Watermelons are best in the summertime, and require a 70-90 day maturity period, so plan accordingly after the soil warms up in the spring.
Even citrus trees like lemon and orange trees are not off limits (you don’t have to live in Florida!) and trees can be planted in containers in the spring.
Now that we’ve covered the what, it’s time to consider the how.
Tools, Techniques and Tips
No matter where you plan to plant, you’ll need some basic tools:
- Garden Fork
- Soaking Hose
- Hand Weeder
- Wheelbarrow or bucket
*Tip: It’s worth paying a bit more for quality tools – after all, if you use old items that have seen more than a few seasons and are dented, rusted or splintered, you’re never going to want to use them…and you won’t be excited about gardening. And because gardening is largely about patience, you need some level of excitement and anticipation to carry you through the lengthy waiting periods you may experience during your first few harvests.
In terms of outdoor placement, make sure you:
- Don’t plant too close to trees. They will steal vital nutrients and may be too shady for your garden to receive sufficient sunlight.
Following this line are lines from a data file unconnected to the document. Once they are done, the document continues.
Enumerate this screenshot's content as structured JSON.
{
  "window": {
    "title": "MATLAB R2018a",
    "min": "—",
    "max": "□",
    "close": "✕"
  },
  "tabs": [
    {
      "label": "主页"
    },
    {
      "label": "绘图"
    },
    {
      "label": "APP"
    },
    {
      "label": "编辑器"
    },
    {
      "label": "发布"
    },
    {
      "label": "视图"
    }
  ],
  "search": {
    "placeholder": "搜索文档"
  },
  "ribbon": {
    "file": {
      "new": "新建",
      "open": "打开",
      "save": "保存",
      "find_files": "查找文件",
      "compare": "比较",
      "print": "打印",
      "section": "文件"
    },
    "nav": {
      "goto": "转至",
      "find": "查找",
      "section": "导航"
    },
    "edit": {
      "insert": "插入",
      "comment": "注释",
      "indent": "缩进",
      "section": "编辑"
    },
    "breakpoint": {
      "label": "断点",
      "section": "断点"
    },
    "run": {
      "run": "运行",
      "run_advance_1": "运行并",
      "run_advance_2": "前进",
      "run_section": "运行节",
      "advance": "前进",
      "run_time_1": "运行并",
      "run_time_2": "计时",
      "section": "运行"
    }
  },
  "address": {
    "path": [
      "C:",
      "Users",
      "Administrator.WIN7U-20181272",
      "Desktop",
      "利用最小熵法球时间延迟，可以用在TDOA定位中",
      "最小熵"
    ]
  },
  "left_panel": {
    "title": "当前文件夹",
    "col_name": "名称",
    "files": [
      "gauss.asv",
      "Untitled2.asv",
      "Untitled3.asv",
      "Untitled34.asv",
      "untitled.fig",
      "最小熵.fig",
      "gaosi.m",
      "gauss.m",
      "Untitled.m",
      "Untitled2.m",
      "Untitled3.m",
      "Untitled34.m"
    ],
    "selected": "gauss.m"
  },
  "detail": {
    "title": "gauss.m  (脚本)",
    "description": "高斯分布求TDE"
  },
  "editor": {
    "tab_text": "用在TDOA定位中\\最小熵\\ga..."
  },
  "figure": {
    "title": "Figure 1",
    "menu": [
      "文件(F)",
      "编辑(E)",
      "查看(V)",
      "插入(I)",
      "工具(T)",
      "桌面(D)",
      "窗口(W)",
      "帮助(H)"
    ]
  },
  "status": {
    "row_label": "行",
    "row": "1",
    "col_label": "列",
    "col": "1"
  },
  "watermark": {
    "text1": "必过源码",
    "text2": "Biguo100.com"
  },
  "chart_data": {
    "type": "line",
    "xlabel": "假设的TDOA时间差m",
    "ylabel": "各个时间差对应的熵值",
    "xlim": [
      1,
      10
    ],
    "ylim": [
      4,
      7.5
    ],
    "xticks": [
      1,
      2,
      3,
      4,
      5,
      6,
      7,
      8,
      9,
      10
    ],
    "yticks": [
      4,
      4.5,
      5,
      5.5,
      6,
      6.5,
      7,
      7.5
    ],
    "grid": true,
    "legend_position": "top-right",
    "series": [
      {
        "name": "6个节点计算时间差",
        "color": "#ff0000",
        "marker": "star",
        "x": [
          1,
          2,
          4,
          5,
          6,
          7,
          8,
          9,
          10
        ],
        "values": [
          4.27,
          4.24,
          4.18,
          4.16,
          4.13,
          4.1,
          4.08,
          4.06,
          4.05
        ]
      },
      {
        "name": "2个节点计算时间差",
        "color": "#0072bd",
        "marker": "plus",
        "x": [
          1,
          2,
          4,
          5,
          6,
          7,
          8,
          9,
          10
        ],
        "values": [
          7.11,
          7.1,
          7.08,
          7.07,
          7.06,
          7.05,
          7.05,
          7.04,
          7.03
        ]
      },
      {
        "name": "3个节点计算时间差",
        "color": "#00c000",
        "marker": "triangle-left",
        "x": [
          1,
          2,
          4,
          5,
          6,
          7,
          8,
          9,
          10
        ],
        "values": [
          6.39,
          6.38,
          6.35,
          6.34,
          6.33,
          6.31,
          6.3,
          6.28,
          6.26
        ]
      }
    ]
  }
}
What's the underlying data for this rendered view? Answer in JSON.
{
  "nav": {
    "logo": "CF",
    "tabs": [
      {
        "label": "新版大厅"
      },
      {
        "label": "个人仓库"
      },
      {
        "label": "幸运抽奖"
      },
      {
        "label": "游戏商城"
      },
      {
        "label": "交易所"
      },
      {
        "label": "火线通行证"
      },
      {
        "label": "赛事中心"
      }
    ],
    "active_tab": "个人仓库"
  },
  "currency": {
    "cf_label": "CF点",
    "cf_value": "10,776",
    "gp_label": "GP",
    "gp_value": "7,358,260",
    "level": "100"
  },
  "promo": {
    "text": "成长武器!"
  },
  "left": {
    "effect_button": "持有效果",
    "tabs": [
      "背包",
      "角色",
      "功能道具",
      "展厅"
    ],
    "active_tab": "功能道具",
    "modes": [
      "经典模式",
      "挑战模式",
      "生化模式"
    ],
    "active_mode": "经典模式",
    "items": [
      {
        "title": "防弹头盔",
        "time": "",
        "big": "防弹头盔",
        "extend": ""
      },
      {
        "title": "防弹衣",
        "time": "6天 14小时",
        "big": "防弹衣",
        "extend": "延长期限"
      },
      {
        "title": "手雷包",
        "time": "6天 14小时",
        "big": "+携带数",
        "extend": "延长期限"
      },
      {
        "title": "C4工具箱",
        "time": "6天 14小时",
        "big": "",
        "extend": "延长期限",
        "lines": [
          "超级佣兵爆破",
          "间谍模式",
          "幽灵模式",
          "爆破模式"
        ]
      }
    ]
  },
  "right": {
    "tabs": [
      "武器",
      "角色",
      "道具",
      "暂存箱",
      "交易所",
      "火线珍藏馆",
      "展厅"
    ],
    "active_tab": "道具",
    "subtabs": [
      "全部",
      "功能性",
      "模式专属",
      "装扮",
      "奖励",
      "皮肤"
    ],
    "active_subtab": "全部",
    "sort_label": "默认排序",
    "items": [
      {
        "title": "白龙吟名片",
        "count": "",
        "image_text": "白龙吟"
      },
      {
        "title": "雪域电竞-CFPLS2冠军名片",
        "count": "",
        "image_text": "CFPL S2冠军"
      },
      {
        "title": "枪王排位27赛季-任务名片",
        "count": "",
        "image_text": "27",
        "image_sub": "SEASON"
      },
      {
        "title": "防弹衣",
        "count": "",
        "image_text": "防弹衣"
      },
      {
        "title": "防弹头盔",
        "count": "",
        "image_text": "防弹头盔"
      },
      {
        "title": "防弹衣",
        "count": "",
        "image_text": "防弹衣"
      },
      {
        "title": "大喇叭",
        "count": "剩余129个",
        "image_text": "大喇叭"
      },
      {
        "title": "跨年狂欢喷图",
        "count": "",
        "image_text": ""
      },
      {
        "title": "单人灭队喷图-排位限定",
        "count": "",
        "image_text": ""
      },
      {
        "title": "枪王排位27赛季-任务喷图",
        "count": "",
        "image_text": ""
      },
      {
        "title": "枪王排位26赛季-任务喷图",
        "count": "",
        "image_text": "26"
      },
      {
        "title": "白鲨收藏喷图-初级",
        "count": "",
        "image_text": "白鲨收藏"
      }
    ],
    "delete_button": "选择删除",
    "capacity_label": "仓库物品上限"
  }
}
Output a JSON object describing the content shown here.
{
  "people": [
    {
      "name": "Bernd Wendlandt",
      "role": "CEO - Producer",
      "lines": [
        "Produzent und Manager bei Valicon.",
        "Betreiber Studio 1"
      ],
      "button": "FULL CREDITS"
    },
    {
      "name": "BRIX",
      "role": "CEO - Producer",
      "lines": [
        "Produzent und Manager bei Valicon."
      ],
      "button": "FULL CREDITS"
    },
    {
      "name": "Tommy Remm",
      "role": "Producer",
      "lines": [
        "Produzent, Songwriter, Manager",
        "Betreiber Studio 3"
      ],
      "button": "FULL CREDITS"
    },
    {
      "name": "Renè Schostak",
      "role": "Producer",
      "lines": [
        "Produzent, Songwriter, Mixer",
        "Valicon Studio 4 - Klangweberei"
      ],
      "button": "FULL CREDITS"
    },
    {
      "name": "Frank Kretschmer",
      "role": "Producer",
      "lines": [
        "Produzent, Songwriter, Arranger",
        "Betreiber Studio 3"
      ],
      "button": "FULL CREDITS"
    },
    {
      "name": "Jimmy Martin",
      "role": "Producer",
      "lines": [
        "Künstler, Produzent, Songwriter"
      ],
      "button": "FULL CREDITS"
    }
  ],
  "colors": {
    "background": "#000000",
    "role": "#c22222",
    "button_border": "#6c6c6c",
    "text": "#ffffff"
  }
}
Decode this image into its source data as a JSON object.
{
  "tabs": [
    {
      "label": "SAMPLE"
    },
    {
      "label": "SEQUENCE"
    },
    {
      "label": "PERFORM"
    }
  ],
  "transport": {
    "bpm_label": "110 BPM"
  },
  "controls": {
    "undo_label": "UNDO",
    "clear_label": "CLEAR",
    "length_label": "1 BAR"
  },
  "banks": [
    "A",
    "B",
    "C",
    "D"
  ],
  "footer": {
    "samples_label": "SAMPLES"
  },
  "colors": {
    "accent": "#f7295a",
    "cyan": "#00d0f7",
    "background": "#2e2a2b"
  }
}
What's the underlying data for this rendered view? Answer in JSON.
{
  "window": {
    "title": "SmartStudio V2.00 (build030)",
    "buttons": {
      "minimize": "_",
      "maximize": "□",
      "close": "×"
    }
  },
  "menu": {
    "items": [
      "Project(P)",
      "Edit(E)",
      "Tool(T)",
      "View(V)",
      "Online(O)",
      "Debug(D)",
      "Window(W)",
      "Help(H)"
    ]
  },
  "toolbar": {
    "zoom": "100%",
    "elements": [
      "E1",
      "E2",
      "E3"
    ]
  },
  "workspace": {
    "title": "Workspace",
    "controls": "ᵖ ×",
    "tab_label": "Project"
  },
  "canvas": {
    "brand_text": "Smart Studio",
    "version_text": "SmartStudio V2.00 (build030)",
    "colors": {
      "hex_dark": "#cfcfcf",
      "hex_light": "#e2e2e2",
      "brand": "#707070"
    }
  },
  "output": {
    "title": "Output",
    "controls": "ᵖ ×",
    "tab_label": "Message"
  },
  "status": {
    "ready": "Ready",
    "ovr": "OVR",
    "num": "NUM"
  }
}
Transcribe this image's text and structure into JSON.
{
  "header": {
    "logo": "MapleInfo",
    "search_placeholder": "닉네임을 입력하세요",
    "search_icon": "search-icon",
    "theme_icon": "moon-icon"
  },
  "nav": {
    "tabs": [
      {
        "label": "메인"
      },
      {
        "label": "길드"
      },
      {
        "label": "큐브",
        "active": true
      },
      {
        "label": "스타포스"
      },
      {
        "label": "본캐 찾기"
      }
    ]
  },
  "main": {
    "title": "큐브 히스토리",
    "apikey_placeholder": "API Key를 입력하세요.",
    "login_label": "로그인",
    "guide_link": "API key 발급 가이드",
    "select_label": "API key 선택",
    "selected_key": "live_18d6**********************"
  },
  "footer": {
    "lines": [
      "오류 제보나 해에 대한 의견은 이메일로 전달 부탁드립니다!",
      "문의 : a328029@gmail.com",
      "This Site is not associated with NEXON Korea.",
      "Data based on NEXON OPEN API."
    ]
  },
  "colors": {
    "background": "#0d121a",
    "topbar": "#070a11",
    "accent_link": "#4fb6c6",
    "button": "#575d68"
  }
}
- Plant closer to the house rather than farther away. Not only does this discourage wild animals from high-tailing it away with your harvest, but it also makes it easier for you to tend to your garden. If you have to trek across the yard every time you want to check your cherry tomatoes, you may find that you are not venturing out as often as you should.
- Pick a part of the yard that receives plenty of sunshine. Veggies love the sun and require a minimum of 6-8 hours of full exposure daily.
Satisfactory Soil Selections
Proper soil quality/preparation is also a big consideration and may even determine whether you plant directly in the ground or in a raised bed garden. You can obtain free soil test kits from a local nursery to help you assess whether mixing in compost to your soil will be sufficient enrichment (if your soil needs some help).
Alternatively, raised bed gardening in a bed built out of non-pressure-treated wood may be the answer to any soil issues. These can be placed on porches (that are uncovered) and even built into boxes that resemble patio furniture!
*Tip: Raised bed gardening is also a great solution for those with bad backs, arthritis or women who are pregnant!
Organic Pest Control
One of nature’s gifts to gardeners across the globe are the pest-control provisions that are inherent in certain plants and herbs. For example, consider cultivating:
- Marigolds: Not only do these annuals add a pop of bright yellow/orange/gold color to your garden, but when these flower seeds are planted as a natural border for your garden (around the perimeter and strategically planted in between a few rows), they serve as natural repellents for rabbits and other pesky critters and insects.
- Lavender: These beautiful blue-purple blooms are great for flavoring your favorite savory recipes, as well as many baked goods, all the while keeping creatures like mice scurrying in the opposite direction. For a DIY flea and tick repellent, crumble up dried lavender into a powder and dust it around your cat or dog bed!
- Rosemary: A time-honored topping for homemade breads, not only does rosemary serve as a fragrant reminder of your gardening efforts, but it also keeps hungry deer at bay during growing seasons!
Of course, we’ve just barely scratched the surface of the wonderful world of growth you can experience by establishing your own garden, as well as the far-reaching benefits to your community as a whole, but hopefully some ideas are already germinating!
What are you planning on planting in your own garden for the next growing season?
Since 2000, Chris Long has been a store associate at a Home Depot in Illinois. He also contributes to the Home Depot blog, and provides advice on home landscaping topics ranging from flower seeds to lawn care.